What the task asks.
Exactly reproduce each record listed below.

Material to process.
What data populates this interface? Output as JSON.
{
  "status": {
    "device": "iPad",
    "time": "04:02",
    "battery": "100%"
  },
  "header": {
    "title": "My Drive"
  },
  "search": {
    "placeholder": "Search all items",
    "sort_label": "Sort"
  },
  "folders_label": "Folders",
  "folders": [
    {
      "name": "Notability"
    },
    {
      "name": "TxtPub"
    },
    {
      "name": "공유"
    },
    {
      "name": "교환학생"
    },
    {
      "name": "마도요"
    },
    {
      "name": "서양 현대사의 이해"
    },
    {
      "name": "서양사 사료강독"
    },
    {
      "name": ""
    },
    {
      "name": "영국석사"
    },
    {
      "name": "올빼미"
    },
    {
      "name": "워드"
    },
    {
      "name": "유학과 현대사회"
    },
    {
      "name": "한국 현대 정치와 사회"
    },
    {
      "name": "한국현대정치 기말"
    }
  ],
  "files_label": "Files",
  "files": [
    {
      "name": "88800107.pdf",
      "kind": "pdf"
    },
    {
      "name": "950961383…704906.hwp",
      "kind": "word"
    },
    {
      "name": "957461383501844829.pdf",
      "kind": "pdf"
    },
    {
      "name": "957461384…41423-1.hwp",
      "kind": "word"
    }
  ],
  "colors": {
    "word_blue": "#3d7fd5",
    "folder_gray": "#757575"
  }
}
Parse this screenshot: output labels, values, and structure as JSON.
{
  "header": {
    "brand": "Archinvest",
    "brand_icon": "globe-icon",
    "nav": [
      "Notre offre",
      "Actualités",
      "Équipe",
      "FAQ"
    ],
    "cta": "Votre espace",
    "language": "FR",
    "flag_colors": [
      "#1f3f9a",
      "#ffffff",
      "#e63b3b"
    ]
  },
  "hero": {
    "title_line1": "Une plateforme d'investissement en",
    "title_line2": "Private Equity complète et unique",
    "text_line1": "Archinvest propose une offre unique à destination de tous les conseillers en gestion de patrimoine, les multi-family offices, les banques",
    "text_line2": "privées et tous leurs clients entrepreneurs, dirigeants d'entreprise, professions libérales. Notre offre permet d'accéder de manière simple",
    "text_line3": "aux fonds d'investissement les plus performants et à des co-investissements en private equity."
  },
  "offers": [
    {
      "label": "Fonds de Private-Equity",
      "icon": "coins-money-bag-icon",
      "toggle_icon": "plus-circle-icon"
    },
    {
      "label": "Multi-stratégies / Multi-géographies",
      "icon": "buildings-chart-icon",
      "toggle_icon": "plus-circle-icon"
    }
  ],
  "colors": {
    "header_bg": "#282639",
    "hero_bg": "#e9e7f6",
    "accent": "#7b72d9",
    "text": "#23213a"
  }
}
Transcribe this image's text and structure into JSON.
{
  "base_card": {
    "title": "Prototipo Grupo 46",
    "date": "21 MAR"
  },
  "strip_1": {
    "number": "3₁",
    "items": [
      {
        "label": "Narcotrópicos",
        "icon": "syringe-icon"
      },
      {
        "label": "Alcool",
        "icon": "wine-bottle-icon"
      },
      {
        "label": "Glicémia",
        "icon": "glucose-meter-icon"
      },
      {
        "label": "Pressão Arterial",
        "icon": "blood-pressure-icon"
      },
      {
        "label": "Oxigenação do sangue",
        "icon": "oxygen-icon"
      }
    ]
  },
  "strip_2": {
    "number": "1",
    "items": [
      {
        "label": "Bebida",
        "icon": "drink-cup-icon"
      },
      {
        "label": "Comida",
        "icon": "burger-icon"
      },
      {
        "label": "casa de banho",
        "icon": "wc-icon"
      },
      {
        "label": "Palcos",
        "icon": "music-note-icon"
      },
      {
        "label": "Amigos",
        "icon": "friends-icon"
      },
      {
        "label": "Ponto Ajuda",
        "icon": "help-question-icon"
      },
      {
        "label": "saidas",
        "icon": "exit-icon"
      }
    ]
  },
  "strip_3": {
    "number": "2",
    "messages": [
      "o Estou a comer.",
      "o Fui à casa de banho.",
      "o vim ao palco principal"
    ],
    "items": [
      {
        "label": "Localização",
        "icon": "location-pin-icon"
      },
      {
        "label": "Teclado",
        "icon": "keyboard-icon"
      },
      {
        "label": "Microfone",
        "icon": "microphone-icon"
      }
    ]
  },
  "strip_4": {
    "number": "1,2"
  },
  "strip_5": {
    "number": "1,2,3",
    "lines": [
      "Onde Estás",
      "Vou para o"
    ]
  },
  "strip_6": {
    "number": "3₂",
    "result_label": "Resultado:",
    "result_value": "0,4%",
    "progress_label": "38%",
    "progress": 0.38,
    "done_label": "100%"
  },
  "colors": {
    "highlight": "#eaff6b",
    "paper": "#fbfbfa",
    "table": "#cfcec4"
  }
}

Exercise solution.
What data populates this interface? Output as JSON.
{
  "status": {
    "device": "iPad",
    "time": "04:02",
    "battery": "100%"
  },
  "header": {
    "title": "My Drive"
  },
  "search": {
    "placeholder": "Search all items",
    "sort_label": "Sort"
  },
  "folders_label": "Folders",
  "folders": [
    {
      "name": "Notability"
    },
    {
      "name": "TxtPub"
    },
    {
      "name": "공유"
    },
    {
      "name": "교환학생"
    },
    {
      "name": "마도요"
    },
    {
      "name": "서양 현대사의 이해"
    },
    {
      "name": "서양사 사료강독"
    },
    {
      "name": ""
    },
    {
      "name": "영국석사"
    },
    {
      "name": "올빼미"
    },
    {
      "name": "워드"
    },
    {
      "name": "유학과 현대사회"
    },
    {
      "name": "한국 현대 정치와 사회"
    },
    {
      "name": "한국현대정치 기말"
    }
  ],
  "files_label": "Files",
  "files": [
    {
      "name": "88800107.pdf",
      "kind": "pdf"
    },
    {
      "name": "950961383…704906.hwp",
      "kind": "word"
    },
    {
      "name": "957461383501844829.pdf",
      "kind": "pdf"
    },
    {
      "name": "957461384…41423-1.hwp",
      "kind": "word"
    }
  ],
  "colors": {
    "word_blue": "#3d7fd5",
    "folder_gray": "#757575"
  }
}
Parse this screenshot: output labels, values, and structure as JSON.
{
  "header": {
    "brand": "Archinvest",
    "brand_icon": "globe-icon",
    "nav": [
      "Notre offre",
      "Actualités",
      "Équipe",
      "FAQ"
    ],
    "cta": "Votre espace",
    "language": "FR",
    "flag_colors": [
      "#1f3f9a",
      "#ffffff",
      "#e63b3b"
    ]
  },
  "hero": {
    "title_line1": "Une plateforme d'investissement en",
    "title_line2": "Private Equity complète et unique",
    "text_line1": "Archinvest propose une offre unique à destination de tous les conseillers en gestion de patrimoine, les multi-family offices, les banques",
    "text_line2": "privées et tous leurs clients entrepreneurs, dirigeants d'entreprise, professions libérales. Notre offre permet d'accéder de manière simple",
    "text_line3": "aux fonds d'investissement les plus performants et à des co-investissements en private equity."
  },
  "offers": [
    {
      "label": "Fonds de Private-Equity",
      "icon": "coins-money-bag-icon",
      "toggle_icon": "plus-circle-icon"
    },
    {
      "label": "Multi-stratégies / Multi-géographies",
      "icon": "buildings-chart-icon",
      "toggle_icon": "plus-circle-icon"
    }
  ],
  "colors": {
    "header_bg": "#282639",
    "hero_bg": "#e9e7f6",
    "accent": "#7b72d9",
    "text": "#23213a"
  }
}
Transcribe this image's text and structure into JSON.
{
  "base_card": {
    "title": "Prototipo Grupo 46",
    "date": "21 MAR"
  },
  "strip_1": {
    "number": "3₁",
    "items": [
      {
        "label": "Narcotrópicos",
        "icon": "syringe-icon"
      },
      {
        "label": "Alcool",
        "icon": "wine-bottle-icon"
      },
      {
        "label": "Glicémia",
        "icon": "glucose-meter-icon"
      },
      {
        "label": "Pressão Arterial",
        "icon": "blood-pressure-icon"
      },
      {
        "label": "Oxigenação do sangue",
        "icon": "oxygen-icon"
      }
    ]
  },
  "strip_2": {
    "number": "1",
    "items": [
      {
        "label": "Bebida",
        "icon": "drink-cup-icon"
      },
      {
        "label": "Comida",
        "icon": "burger-icon"
      },
      {
        "label": "casa de banho",
        "icon": "wc-icon"
      },
      {
        "label": "Palcos",
        "icon": "music-note-icon"
      },
      {
        "label": "Amigos",
        "icon": "friends-icon"
      },
      {
        "label": "Ponto Ajuda",
        "icon": "help-question-icon"
      },
      {
        "label": "saidas",
        "icon": "exit-icon"
      }
    ]
  },
  "strip_3": {
    "number": "2",
    "messages": [
      "o Estou a comer.",
      "o Fui à casa de banho.",
      "o vim ao palco principal"
    ],
    "items": [
      {
        "label": "Localização",
        "icon": "location-pin-icon"
      },
      {
        "label": "Teclado",
        "icon": "keyboard-icon"
      },
      {
        "label": "Microfone",
        "icon": "microphone-icon"
      }
    ]
  },
  "strip_4": {
    "number": "1,2"
  },
  "strip_5": {
    "number": "1,2,3",
    "lines": [
      "Onde Estás",
      "Vou para o"
    ]
  },
  "strip_6": {
    "number": "3₂",
    "result_label": "Resultado:",
    "result_value": "0,4%",
    "progress_label": "38%",
    "progress": 0.38,
    "done_label": "100%"
  },
  "colors": {
    "highlight": "#eaff6b",
    "paper": "#fbfbfa",
    "table": "#cfcec4"
  }
}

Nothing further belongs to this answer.